She underlined concerns that in the post Brexit environment the UK Government were trying to undermine the devolution settlement and along with the impact of Brexit, Scotland would be less prosperous.

The Scottish Tories dismissed her intervention and accused the First Minister of advancing "wild conspiracy theory" and starting a nationalist "Project Fear”. The term was previously used by the Yes campaign in 2014 to reject the No campaign's portrayal of independence.

Scottish Conservative Shadow cabinet secretary for the constitution Donald Cameron said: “This speech - another one headlined by independence – might work wonders with the extreme elements of the nationalist base. But it does nothing for Scotland.

“Only the most fanatical SNP supporters will buy Nicola Sturgeon’s wild conspiracy theory that the UK is trying to make Scotland poorer when the Scottish Budget is at a record high, the UK furlough scheme has saved a million Scottish jobs, and the UK vaccine scheme has protected the health of millions of Scots.

“Instead of focusing on the NHS crisis and protecting jobs, Nicola Sturgeon has invented her own nationalist Project Fear. To distract from the SNP’s domestic failings, she’s ramping up division.

“The SNP leader also dusted off the infamous ‘Arc of Prosperity’ to try and drum up some kind of economic case for separating Scotland in the middle of a crisis, when we need the strength and security of the United Kingdom more than ever.

“At some stage, Nicola Sturgeon is going to have to find something new to say.
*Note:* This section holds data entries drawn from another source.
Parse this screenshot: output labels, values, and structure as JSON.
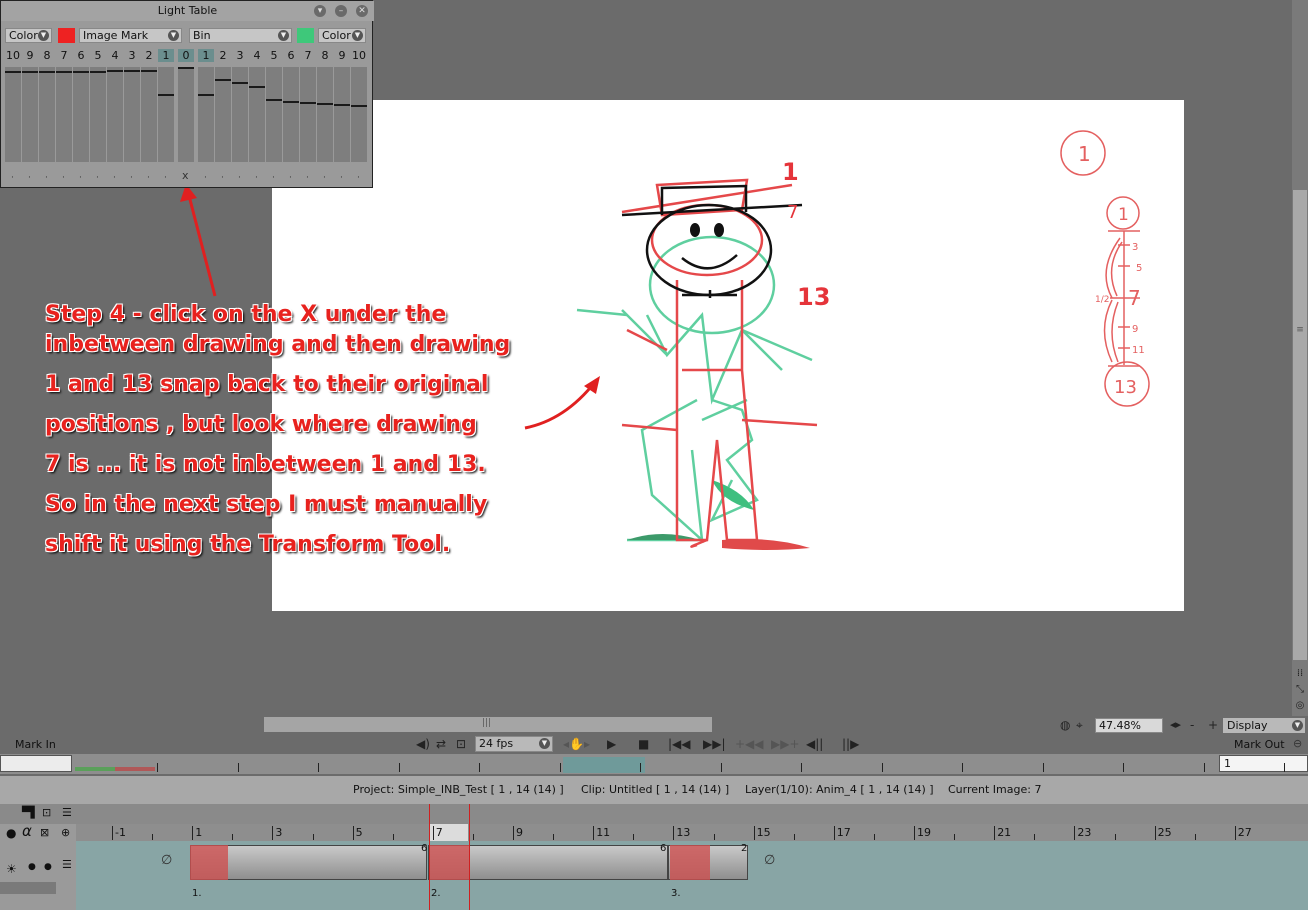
{
  "light_table": {
    "title": "Light Table",
    "left_mode": "Color",
    "left_color": "#ee2222",
    "left_mark": "Image Mark",
    "right_bin": "Bin",
    "right_color": "#3ec87a",
    "right_mode": "Color",
    "left_numbers": [
      "10",
      "9",
      "8",
      "7",
      "6",
      "5",
      "4",
      "3",
      "2",
      "1"
    ],
    "center_number": "0",
    "right_numbers": [
      "1",
      "2",
      "3",
      "4",
      "5",
      "6",
      "7",
      "8",
      "9",
      "10"
    ],
    "reset_mark": "x"
  },
  "annotation": {
    "lines": [
      "Step 4 -  click on the X under the",
      "inbetween drawing and then drawing",
      "1 and 13 snap back to their original",
      "positions , but look where drawing",
      "7 is ... it is not inbetween 1 and 13.",
      "So in the next step I must manually",
      "shift it using the Transform Tool."
    ]
  },
  "canvas_labels": {
    "frame_1": "1",
    "frame_7": "7",
    "frame_13": "13",
    "chart_top": "1",
    "chart_mid": "7",
    "chart_bottom": "13",
    "chart_small": [
      "3",
      "5",
      "9",
      "11"
    ],
    "chart_half": "1/2"
  },
  "view": {
    "zoom": "47.48%",
    "display": "Display",
    "minus": "-",
    "plus": "+"
  },
  "transport": {
    "mark_in": "Mark In",
    "mark_out": "Mark Out",
    "fps": "24 fps",
    "mark_out_value": "1"
  },
  "info": {
    "project": "Project: Simple_INB_Test [ 1 , 14  (14) ]",
    "clip": "Clip: Untitled [ 1 , 14  (14) ]",
    "layer": "Layer(1/10): Anim_4 [ 1 , 14  (14) ]",
    "current_image": "Current Image: 7"
  },
  "timeline": {
    "ruler": [
      "-1",
      "1",
      "3",
      "5",
      "7",
      "9",
      "11",
      "13",
      "15",
      "17",
      "19",
      "21",
      "23",
      "25",
      "27"
    ],
    "current_frame": "7",
    "clip_labels": [
      "1.",
      "2.",
      "3."
    ],
    "hold_labels": [
      "6",
      "6",
      "2"
    ]
  }
}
We are building Scotland’s real alternative to an SNP Government that looks more tired by the day.”

The National:

SNP MSP Kenneth Gibson (above) hit back saying the Tories were making "more pointless opposition for opposition's sake".

Gibson said: "The Tories were the original architects of Project Fear and the threats they spoke about in 2014 are now the reality we face at the hands of the Tory party themselves as they dragged Scotland out of the EU against our will.
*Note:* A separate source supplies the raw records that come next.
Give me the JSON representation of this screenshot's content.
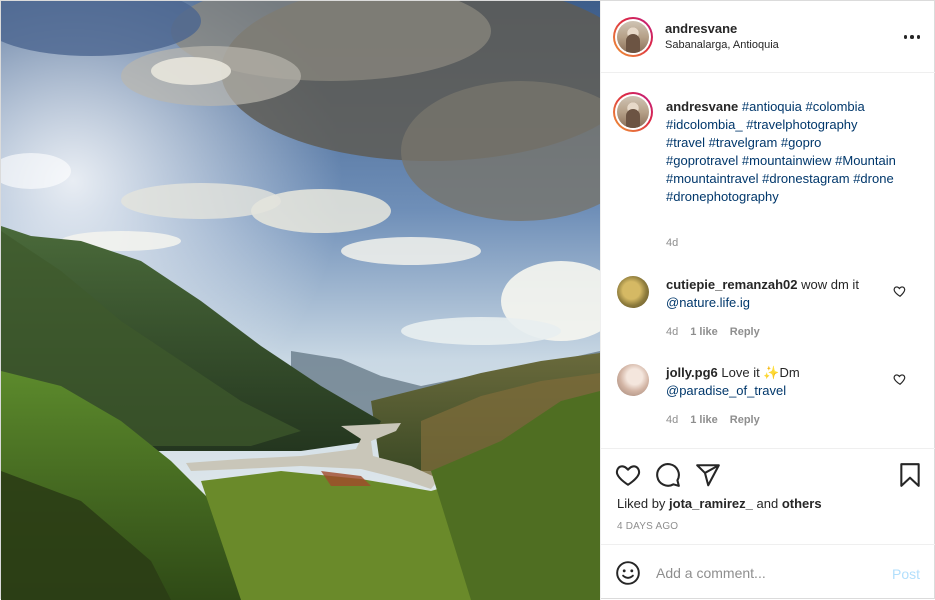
{
  "post": {
    "username": "andresvane",
    "location": "Sabanalarga, Antioquia",
    "caption": {
      "username": "andresvane",
      "hashtags": [
        "#antioquia",
        "#colombia",
        "#idcolombia_",
        "#travelphotography",
        "#travel",
        "#travelgram",
        "#gopro",
        "#goprotravel",
        "#mountainwiew",
        "#Mountain",
        "#mountaintravel",
        "#dronestagram",
        "#drone",
        "#dronephotography"
      ],
      "time": "4d"
    },
    "comments": [
      {
        "username": "cutiepie_remanzah02",
        "text": "wow dm it",
        "mention": "@nature.life.ig",
        "time": "4d",
        "likes": "1 like",
        "reply": "Reply"
      },
      {
        "username": "jolly.pg6",
        "text_before": "Love it",
        "emoji": "✨",
        "text_after": "Dm",
        "mention": "@paradise_of_travel",
        "time": "4d",
        "likes": "1 like",
        "reply": "Reply"
      }
    ],
    "liked_by": {
      "prefix": "Liked by",
      "user": "jota_ramirez_",
      "conj": "and",
      "others": "others"
    },
    "posted_ago": "4 DAYS AGO",
    "add_comment": {
      "placeholder": "Add a comment...",
      "post_label": "Post"
    }
  },
  "icons": {
    "more": "more-options-icon",
    "like": "heart-icon",
    "comment": "comment-icon",
    "share": "paper-plane-icon",
    "save": "bookmark-icon",
    "emoji": "smiley-icon"
  },
  "colors": {
    "hashtag": "#00376b",
    "muted": "#8e8e8e",
    "post_disabled": "#b2dffc"
  }
}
"Scotland cannot afford to continue under Westminster rule - some of our most vital industries have been dealt hammer blow after hammer blow by Brexit, and this is just the beginning.

"As the Tories continue to talk about another referendum all it demonstrates is that they know one is coming and they will not be able to stand in the way of the cast iron mandate the people of Scotland delivered to hold a referendum for recovery - and that is what they will get."